Washington, D.C.— Today, the House Small Business Subcommittee on Investigations, Oversight, and Regulations, under Chairwoman Judy Chu (D-CA), held a hybrid hearing focused on long-standing technological issues at the Small Business Administration (SBA). Though the SBA has made strides in improving their IT over the past decade, the influx of activity from small business owners attempting to access relief during the COVID-19 crisis has further exposed flaws in SBA technology that have been present for years. Lenders, borrowers, applicants, and third party vendors have reported technological shortcomings that have raised concerns about data privacy, capacity and access issues within the E-Tran loan processing system, and the potential for fraud in relief programs. During the hearing, members discussed the technological issues SBA is facing and the agency’s plan to improve its IT systems with SBA Deputy Chief Information Officer, Guy Cavallo.
“This Committee acknowledges the toll that this unprecedented level of activity has taken on SBA’s systems, and we commend you and your staff for working around the clock to fix several of the issues,” said Chairwoman Chu. “The Coronavirus has placed a historic burden on SBA, and we in Congress must ensure that you have the resources you need to assist the American people. But many of these system weaknesses have been known for years and should have been addressed and modernized long before this pandemic.”
“SBA’s transformation was not accomplished overnight; it took the last 3 1/2 years of modernization investments and projects to move SBA to where it is today,” said Guy Cavallo, Deputy Chief Information Officer at SBA. “Significant progress has been made in SBA’s IT modernization journey and there is still more to be done in modernizing some of the key mission support systems. I want to emphasize that IT modernization is a journey that needs perseverance, consistent leadership support, and the efficient use of resources.”

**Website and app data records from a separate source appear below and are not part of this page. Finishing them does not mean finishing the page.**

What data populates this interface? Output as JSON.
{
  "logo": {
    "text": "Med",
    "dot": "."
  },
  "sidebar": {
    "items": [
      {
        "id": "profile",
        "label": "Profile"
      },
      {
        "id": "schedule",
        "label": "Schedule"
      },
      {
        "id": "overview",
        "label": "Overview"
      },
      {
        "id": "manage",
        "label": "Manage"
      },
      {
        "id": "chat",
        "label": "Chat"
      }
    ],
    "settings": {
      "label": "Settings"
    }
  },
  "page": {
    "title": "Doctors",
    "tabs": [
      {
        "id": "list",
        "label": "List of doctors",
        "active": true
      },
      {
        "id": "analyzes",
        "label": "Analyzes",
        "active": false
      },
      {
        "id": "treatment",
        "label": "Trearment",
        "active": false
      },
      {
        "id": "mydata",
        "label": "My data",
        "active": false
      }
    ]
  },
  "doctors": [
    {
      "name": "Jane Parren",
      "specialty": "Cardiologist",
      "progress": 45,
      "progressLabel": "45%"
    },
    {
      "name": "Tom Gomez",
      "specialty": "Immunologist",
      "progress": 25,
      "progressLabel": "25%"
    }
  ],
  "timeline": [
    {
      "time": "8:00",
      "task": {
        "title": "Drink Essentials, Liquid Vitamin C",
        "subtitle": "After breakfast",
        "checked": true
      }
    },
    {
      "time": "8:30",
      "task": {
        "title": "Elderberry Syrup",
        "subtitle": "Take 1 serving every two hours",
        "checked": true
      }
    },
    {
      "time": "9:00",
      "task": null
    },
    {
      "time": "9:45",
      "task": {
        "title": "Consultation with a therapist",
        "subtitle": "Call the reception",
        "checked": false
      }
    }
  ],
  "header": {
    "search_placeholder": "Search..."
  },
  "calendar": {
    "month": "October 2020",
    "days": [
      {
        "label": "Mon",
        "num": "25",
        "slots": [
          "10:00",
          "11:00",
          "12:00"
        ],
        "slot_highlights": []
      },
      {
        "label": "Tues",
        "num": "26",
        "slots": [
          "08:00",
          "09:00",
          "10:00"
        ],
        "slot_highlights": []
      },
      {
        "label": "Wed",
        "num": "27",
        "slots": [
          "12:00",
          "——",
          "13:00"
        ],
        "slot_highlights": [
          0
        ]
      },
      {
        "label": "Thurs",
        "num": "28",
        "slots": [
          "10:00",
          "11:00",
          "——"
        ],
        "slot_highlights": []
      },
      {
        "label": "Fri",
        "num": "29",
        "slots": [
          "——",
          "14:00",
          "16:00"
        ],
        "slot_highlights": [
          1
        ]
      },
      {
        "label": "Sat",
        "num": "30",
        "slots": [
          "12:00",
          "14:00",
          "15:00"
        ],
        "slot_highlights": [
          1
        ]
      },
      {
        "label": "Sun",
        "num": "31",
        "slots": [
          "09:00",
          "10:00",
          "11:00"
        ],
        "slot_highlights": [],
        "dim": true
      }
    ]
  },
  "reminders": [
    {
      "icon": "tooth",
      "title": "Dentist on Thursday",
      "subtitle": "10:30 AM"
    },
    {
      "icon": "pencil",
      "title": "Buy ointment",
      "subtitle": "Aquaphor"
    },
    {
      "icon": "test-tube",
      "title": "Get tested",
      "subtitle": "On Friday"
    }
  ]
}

“The Committee plans to explore what steps must be taken to improve SBA’s IT systems moving forward in order to prevent these issues from reoccurring should Congress authorize further small business assistance as we continue to fight the virus, or if a natural disaster should strike and compound the stress on SBA’s systems,” said Chairwoman Chu. “It is imperative that SBA’s technology systems be modernized to meet the demands of the 21st Century.”